So, should there be congressional term limits?  I'm not really sure, I suppose it would depend on what the limits are, the people are entitled to effective representation, which could be curtailed with limits or durations that are too short, but very lengthy limits could have their own pitfalls.  Perhaps I will consider the ideal term limits in the future.

Saturday, July 13, 2013

How Could Congress be Term Limited?

This is not an argument for or against term limits, simply an explanation of how it could be done.

Many people often complain that representatives and senators should be term limited, only being allowed to serve a set number of terms sort of like the president.  The only way for congress to be term limited is through one or more constitutional amendments.  The method that all other amendments were proposed requires two thirds of the congress to deem it necessary, and what are the chances that they'll deem necessary limits on their terms?

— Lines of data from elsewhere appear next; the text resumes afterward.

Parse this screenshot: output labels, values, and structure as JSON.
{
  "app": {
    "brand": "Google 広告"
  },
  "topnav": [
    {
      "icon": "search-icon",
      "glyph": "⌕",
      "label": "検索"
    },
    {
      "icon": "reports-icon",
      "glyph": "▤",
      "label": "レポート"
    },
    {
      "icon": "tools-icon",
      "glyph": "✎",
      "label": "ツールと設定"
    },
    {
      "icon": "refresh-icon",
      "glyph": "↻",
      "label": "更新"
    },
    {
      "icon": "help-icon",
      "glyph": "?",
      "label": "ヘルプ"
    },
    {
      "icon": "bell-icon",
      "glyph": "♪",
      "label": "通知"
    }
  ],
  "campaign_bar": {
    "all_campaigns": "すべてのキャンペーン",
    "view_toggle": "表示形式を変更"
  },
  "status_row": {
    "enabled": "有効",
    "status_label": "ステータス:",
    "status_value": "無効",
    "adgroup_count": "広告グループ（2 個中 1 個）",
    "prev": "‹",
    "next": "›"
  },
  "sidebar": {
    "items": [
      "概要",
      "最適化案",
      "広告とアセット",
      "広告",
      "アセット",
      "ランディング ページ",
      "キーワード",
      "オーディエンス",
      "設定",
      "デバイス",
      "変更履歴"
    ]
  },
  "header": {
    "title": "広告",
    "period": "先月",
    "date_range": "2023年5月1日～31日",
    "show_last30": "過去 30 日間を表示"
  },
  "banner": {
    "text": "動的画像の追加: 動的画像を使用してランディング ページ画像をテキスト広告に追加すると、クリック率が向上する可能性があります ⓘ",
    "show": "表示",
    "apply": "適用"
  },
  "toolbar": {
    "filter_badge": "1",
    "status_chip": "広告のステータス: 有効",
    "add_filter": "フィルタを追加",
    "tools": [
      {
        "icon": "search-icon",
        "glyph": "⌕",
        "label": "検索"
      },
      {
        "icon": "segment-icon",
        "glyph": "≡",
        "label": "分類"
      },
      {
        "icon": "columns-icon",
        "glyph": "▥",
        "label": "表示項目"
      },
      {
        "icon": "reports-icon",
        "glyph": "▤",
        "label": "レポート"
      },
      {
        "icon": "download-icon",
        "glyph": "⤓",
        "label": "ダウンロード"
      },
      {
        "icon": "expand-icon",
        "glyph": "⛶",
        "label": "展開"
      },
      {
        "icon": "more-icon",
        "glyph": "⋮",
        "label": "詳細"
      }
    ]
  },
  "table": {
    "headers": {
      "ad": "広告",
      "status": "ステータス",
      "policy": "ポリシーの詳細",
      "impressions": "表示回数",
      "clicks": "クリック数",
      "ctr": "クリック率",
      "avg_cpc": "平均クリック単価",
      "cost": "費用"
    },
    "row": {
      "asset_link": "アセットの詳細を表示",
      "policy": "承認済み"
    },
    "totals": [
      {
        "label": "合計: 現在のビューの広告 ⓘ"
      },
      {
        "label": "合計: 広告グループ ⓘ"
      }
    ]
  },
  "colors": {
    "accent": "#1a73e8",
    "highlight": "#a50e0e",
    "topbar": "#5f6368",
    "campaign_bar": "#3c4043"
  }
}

Article V, the Constitution of the United States
The Congress, whenever two thirds of both Houses shall deem it necessary, shall propose Amendments to this Constitution, or, on the Application of the Legislatures of two thirds of the several States, shall call a Convention for proposing Amendments, which, in either Case, shall be valid to all Intents and Purposes, as Part of this Constitution, when ratified by the Legislatures of three fourths of the several States, or by Conventions in three fourths thereof, as the one or the other Mode of Ratification may be proposed by the Congress; Provided that no Amendment which may be made prior to the Year One thousand eight hundred and eight shall in any Manner affect the first and fourth Clauses in the Ninth Section of the first Article; and that no State, without its Consent, shall be deprived of its equal Suffrage in the Senate.
Remember, the Constitution of the United States was written to give the states the control, and this little known passage in article five, is in my opinion, the only way that an amendment setting term limits on congress could be proposed.

Wednesday, April 24, 2013

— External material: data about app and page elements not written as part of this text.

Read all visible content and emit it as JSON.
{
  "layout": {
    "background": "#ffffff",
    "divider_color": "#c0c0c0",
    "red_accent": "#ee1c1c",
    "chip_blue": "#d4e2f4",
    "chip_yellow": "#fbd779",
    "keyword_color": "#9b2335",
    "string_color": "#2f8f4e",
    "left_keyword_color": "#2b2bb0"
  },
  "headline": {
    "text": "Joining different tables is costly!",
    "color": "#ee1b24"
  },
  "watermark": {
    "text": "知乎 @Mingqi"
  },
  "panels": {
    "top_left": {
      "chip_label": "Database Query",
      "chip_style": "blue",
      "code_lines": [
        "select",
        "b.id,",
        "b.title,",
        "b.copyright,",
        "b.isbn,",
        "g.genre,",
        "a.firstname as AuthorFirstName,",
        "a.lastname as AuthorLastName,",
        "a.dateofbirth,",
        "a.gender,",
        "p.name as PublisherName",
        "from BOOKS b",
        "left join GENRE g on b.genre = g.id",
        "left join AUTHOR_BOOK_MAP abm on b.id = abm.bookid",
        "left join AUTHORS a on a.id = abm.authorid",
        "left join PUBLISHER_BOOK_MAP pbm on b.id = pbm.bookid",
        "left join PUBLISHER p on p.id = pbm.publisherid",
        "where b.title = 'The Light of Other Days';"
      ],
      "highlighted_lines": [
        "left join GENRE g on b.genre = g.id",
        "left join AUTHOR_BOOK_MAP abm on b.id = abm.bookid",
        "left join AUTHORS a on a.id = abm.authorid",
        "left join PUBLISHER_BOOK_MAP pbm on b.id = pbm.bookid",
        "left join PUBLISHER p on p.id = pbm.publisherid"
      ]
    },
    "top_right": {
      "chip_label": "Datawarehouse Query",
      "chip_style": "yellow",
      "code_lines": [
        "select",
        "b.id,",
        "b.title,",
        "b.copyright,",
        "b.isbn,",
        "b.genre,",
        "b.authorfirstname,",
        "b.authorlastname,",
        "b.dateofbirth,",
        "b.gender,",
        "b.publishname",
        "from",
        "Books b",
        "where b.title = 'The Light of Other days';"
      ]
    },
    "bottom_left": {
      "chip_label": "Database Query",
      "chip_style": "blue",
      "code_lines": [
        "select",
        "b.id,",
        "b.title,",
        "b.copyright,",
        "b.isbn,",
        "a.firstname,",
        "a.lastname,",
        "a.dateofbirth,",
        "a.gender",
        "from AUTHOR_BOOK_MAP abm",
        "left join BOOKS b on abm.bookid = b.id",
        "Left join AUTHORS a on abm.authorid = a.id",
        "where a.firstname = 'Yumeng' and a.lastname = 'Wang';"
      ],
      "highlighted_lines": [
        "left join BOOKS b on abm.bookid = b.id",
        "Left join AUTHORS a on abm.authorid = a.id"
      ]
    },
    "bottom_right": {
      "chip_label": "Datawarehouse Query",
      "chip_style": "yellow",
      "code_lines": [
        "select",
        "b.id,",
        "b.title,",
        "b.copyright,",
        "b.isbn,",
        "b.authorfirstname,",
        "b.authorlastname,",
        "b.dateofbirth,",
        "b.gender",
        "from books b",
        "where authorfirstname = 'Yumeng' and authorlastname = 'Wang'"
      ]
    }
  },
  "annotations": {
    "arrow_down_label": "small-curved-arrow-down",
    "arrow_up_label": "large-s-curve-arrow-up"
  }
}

E-Mail File Filtering, was that a GZIP file?

One of my customers had a problem, an e-mail was being blocked by their Microsoft Forefront Protection 2010 for Exchange Server file filter but they couldn't quite figure out why.  The e-mail's attachment did not seem to match any of the restricted file types, yet it was still being blocked.  To make matters worse, their file filter list included several file headers that would be blocked but the log only noted the filter list that blocked the file, not which filter list entry was triggering it.

I first had to break down the filter list into many filter lists with the following command.

foreach ($a in (Get-FseFilterList -File -List "BlockFiles").FileType){New-FSEFilterList -File -List $xyz -Item "*" -Filetype $a}

If you are familiar with Forefront Protection for Exchange, you know that its powershell commands aren't that great, and the above command created a bit of a mess as all of the filter lists were disabled and none of the action and notification settings were default, which wasn't what I wanted so I had to click away in the graphical user interface a bit then disable the larger filter list.

Once all the filter lists were ready I resent the e-mail, and sure enough, it was blocked, but this time I knew that the attachment had GZIP file headers, because that is the filter list that the log  flagged as quarantining the message.  There was just one problem, there was nothing resembling a GZIP file attached to the message.  The file that was causing the trouble was an image file with a .EMZ extension.

After a quick bing, I learned that a .EMZ file was a Microsoft Office image format known as Windows Compressed Enhanced Metafile which uses GZIP for compression.  It is really a GZIP file, in fact, you can open it with a compression tool to extract the .EMF file, Enhanced Metafile, inside.

Mystery solved.  Since the customer wants to allow .EMZ files, the filter list entry for the GZIP header was removed from the main filter list, but since they still wanted to block GZIP files, a new filter list was created to block GZIP files under their common file names.